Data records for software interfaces
>>>

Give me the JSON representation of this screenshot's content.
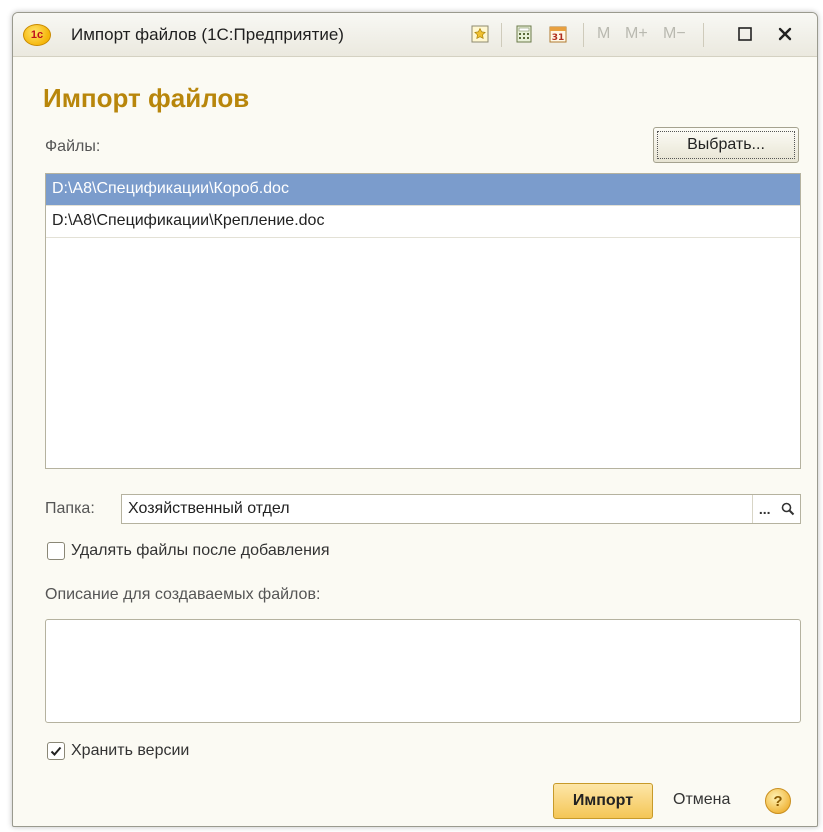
{
  "window": {
    "title": "Импорт файлов  (1С:Предприятие)",
    "logo_text": "1с",
    "memory_buttons": [
      "M",
      "M+",
      "M−"
    ]
  },
  "form": {
    "title": "Импорт файлов",
    "files_label": "Файлы:",
    "choose_button": "Выбрать...",
    "files": [
      {
        "path": "D:\\A8\\Спецификации\\Короб.doc",
        "selected": true
      },
      {
        "path": "D:\\A8\\Спецификации\\Крепление.doc",
        "selected": false
      }
    ],
    "folder_label": "Папка:",
    "folder_value": "Хозяйственный отдел",
    "delete_after_label": "Удалять файлы после добавления",
    "delete_after_checked": false,
    "description_label": "Описание для создаваемых файлов:",
    "description_value": "",
    "keep_versions_label": "Хранить версии",
    "keep_versions_checked": true
  },
  "footer": {
    "import_button": "Импорт",
    "cancel_link": "Отмена",
    "help": "?"
  },
  "colors": {
    "title_accent": "#b8860b",
    "selection": "#7b9ccc",
    "import_button": "#f4c656"
  }
}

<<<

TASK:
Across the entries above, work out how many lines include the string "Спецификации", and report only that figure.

RESPONSE TO THIS EXERCISE:
2